Shattered Glass of Google – as Acquisti notes in his talk, the fact that someone’s face can be used to find out private info is especially disconcerting given Google Glass emergence on the scene. In June 2014, US lawmakers questioned Google about the privacy implications of the device and in response, Google stressed out that they won’t be approving any facial recognition glassware at this time. But what if the user decides to use it? In July, Stephen Balaban announced to NPR and the world that he had hacked glass in order to give it facial recognition powers. He added that his new build is an alternative operating system that runs on glass but is not controlled by Google. In the same year, Michael DiGiovanni created a program called WINKY for glass that let’s the wearer take a photo with a wink, rather than using the voice command.
Your face as currency – In July, a Finnish company called Uniqul released a video of a project in the works, a pay-by-face authentication system. The idea was to pay by face than by cash or credit card. A Huffington post article described this new tech, and also gives a peak at the Millennial ATM, which uses facial recognition as its primary security method.
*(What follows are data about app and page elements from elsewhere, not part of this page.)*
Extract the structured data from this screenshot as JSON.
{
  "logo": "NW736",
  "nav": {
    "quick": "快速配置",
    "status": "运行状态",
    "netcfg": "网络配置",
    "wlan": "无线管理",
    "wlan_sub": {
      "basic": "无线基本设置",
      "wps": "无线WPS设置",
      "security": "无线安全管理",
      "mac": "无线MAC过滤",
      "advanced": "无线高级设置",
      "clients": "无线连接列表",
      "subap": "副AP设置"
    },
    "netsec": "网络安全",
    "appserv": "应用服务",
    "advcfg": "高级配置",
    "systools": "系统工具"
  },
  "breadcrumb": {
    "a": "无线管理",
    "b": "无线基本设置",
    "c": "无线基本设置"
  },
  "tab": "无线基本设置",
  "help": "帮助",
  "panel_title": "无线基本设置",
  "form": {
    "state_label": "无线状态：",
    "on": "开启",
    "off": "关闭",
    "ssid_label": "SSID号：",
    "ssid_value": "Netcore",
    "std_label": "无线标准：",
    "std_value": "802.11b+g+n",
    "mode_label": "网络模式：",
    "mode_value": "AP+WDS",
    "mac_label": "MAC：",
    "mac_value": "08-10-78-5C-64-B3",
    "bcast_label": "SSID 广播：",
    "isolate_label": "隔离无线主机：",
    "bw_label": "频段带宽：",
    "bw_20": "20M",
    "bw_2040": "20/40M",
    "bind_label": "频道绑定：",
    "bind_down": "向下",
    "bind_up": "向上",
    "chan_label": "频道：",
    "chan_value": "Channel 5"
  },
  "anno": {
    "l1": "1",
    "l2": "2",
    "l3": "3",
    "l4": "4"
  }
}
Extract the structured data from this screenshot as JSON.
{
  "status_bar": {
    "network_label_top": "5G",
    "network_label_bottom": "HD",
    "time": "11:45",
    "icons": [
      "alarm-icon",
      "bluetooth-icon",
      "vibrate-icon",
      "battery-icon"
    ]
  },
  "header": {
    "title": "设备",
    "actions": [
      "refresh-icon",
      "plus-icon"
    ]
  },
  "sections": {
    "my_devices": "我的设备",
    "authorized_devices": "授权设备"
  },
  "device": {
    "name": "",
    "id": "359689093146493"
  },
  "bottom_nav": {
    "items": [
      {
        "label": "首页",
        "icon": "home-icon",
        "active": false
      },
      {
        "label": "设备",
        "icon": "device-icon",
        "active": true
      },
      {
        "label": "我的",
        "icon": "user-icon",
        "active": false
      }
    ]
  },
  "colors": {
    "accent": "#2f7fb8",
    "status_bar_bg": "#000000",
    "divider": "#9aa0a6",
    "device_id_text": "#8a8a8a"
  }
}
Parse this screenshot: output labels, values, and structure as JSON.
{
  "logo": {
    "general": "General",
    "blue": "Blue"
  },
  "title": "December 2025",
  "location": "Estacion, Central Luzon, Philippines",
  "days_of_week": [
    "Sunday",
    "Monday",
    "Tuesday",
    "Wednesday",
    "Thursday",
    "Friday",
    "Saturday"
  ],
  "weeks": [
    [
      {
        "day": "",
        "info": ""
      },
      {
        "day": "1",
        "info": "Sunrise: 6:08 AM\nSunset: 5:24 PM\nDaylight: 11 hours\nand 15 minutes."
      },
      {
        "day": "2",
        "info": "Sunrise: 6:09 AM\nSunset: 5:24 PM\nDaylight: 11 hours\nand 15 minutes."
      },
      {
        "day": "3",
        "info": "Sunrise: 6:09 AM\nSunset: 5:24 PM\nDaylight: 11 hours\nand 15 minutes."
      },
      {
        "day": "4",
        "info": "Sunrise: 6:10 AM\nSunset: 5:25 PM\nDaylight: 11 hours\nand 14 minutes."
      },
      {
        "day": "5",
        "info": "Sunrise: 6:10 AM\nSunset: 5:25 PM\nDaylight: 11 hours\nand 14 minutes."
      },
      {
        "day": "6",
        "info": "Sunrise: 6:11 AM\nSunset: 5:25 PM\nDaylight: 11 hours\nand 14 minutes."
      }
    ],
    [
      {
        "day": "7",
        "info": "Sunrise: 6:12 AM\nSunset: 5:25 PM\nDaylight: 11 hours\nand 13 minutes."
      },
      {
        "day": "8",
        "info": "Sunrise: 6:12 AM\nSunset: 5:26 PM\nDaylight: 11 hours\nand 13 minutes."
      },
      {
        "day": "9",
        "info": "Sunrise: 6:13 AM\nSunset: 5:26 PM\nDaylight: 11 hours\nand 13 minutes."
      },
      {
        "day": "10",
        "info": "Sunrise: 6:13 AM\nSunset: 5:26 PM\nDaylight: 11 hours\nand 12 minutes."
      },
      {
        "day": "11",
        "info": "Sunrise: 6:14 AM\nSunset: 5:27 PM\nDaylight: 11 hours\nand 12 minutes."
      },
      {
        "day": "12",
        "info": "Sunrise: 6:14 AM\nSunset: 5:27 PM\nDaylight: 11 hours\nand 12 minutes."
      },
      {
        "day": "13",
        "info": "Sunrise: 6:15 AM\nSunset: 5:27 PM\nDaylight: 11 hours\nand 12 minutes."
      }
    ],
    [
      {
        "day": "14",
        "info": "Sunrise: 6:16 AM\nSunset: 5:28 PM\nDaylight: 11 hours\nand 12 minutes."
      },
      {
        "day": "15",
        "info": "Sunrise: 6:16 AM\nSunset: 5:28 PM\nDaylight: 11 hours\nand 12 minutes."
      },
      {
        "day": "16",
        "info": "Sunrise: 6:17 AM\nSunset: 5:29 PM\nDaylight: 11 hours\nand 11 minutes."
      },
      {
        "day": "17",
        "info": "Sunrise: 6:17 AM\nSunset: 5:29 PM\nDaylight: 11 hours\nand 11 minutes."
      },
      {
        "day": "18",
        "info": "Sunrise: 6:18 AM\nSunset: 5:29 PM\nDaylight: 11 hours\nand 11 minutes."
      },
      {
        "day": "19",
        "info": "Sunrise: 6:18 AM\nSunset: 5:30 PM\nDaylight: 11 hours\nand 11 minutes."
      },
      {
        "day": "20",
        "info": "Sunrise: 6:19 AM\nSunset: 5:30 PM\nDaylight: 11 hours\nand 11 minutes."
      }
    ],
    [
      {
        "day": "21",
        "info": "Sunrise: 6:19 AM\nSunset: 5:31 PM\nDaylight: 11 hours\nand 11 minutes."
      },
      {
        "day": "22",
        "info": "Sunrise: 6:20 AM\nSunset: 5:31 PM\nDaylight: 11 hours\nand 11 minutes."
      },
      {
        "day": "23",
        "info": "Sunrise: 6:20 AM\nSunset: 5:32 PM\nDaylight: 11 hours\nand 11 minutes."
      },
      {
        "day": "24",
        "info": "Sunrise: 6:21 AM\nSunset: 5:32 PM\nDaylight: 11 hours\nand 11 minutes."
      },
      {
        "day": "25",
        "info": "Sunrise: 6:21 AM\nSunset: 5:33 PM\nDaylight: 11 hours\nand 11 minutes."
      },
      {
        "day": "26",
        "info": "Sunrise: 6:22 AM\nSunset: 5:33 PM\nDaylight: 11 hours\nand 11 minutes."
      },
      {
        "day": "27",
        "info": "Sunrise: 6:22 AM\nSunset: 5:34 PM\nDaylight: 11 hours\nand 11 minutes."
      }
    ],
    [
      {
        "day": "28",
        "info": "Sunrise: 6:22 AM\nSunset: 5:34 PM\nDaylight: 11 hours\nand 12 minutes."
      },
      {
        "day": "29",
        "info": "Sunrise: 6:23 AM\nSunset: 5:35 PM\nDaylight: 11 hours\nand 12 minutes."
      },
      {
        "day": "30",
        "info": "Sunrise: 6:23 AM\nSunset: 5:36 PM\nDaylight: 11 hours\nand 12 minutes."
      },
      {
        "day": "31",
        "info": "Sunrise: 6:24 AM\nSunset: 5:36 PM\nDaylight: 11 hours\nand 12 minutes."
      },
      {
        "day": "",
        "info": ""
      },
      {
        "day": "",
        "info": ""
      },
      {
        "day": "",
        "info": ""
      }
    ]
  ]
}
Subsequently, a point to be noted over here is that facial recognition is evolving rapidly. It is not only driving the surveillance world, but is also pegging its roots into other verticals.